Tue, May 9, 6:00 pm–7:30 pm
Join the Institute of American Indian Arts (IAIA) on Tuesday, May 9, 6:00–7:30 pm to support and celebrate the MFA in Creative Writing (MFACW) graduating students for a public reading of their works in fiction, non-fiction, poetry, and screenwriting! Join us for three nights of talent at the Lannan house, on 319 Read Street off Cerrillos near the plaza. Light refreshments will be provided. In order to enjoy drinks, food, and the lovely Lannan grounds, arriving early is recommended due to limited parking and time.
For more information, please contact Rachel Marquez, MFA Creative Writing Program Coordinator, at firstname.lastname@example.org.
MFACW Class of 2023 Student Readings
- Monday, May 8, 6:00–7:30 pm—Diego Domenico Moreno (Pascua Yaqui Tribe), Laureli Veronica Ivanoff (Native Village of Unalakleet), Jeffrey Lynn Haozous (Fort Sill Apache), Renda Dionne Madrigal (Turtle Mountain Chippewa), and Myeekay Charlie Joe Notah (Navajo Nation)
- Tuesday, May 9, 6:00–7:30 pm—Sabrina Saleha Ahmed (Navajo), Brandon Scott Bombardier (Caddo Nation of Oklahoma), Ibe Jared Liebenberg (Chickasaw Nation), and Kira Hayen Poole (Caddo Nation of Oklahoma)
- Wednesday, May 10, 5:30–7:00 pm—Cressandra Thibodeaux (Sault Ste. Marie, Michigan Ojibwe), Anastasia Doralee Lorelei Smith (Cherokee Nation of Oklahoma), Joelle Estelle Mendoza (Diné and Apache), and T’naa Zake-eesh McNeil (Tlingit) (remote reading)

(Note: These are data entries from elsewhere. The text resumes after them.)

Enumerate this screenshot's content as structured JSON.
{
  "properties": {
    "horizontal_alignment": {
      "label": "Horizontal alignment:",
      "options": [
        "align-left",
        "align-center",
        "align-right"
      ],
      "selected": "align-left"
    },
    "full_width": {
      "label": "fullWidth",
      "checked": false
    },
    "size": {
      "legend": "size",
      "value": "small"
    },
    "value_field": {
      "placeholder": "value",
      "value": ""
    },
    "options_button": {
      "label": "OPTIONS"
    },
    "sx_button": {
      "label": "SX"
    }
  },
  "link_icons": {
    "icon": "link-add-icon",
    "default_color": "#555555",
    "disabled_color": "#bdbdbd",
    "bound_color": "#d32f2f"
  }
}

MFA in Creative Writing
The Master of Fine Arts in Creative Writing is designed as a two-year program with two intensive week-long residencies per year (summer and winter) at IAIA. Students and faculty mentors gather for a week of workshops, lectures, and readings. At the end of the residency week, each student is matched with a faculty mentor, who then works one-on-one with the student for the semester. IAIA’s program is unique in that we emphasize the importance of Indigenous writers speaking to the Indigenous experience. The literature we read carries a distinct Native American and First Nations emphasis. The MAFCW offers four areas of emphasis: poetry, fiction, creative nonfiction, and screenwriting.